Our tenancy at The Old Bank finishes at the end of May next year, so I need to be making some decisions. I don't know what any of the other former PH shop owners want - I suspect several have done better outside the Piece Hall than in, and that they're glad to be free of council control - but the refurb team should at least show a little thought for those of us who were willing to believe the council was acting in good faith two years ago and who would like to possibly take up the option of a return.

Saturday, 3 October 2015

Here's another one

Again, really simple! I made this because there weren't initially (or ever?) any small projects for the gorgeous Debbie Bliss Paloma yarn and local people were baulking at the idea of paying £130 to knit themselves a cardigan (Can't think why...!) So here's my own small project Paloma idea. The red one I made was more attractive, but I can't find it right now to photograph it.

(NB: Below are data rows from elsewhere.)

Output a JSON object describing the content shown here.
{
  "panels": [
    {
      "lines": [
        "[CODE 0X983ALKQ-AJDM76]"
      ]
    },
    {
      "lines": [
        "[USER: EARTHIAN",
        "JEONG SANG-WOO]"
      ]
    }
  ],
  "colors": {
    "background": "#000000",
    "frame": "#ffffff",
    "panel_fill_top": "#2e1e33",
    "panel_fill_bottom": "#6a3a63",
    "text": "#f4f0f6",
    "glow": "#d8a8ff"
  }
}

Three Button Cowl

A really simple but appealing cowl that can be worn long and loose or wound twice round the neck for extra warmth.

Four hanks Debbie Bliss Paloma
One pair of 7.5mm needles
3 large buttons

Cast on 26 stitches
Row 1 k3 *p2, k2* rpt to last 3 stitches, p2, k1
Row 2 k3 *p2, k2* to last 3 sts, p2 k1
Row 3 k1, *p2, k2* to last st, k1
Row 4 k1, *p2, k2* to last st, k1
These four rows form pattern. Rpt pattern rows until cowl measures approx. 45”
Change to k2, p2 rib: and work the following two rows, three times:
Row 1, k2, *p2, k2* to end
Row 2 k1, p1, k2,* p2, k2* to last 2 sts, p1, k1
Buttonhole row 1: k2, p2, cast off 2, p1, k2, p2, cast off 2, p1, k2, p2, cast off 2, p1, k2
Buttonhole row 2: k1, p1, k2, cast on 2, k2, p2, k2, cast on 2, k2, p2, k2, cast on 2, k2, p1, k1
Next row: work stitches as presented, but work into back of cast on stitches.
Work one more row, then cast off, sew in end and sew on buttons to match buttonhole placings.
A little reminder also, that if you like the pattern and think it's worth a small donation to The Knock On Effect, my late niece's fundraising project for those affected by cancer, then please go to: http://theknockoneffect.bigcartel.com/
where you can scroll down to the donate button. But just if you'd like; there's no obligation.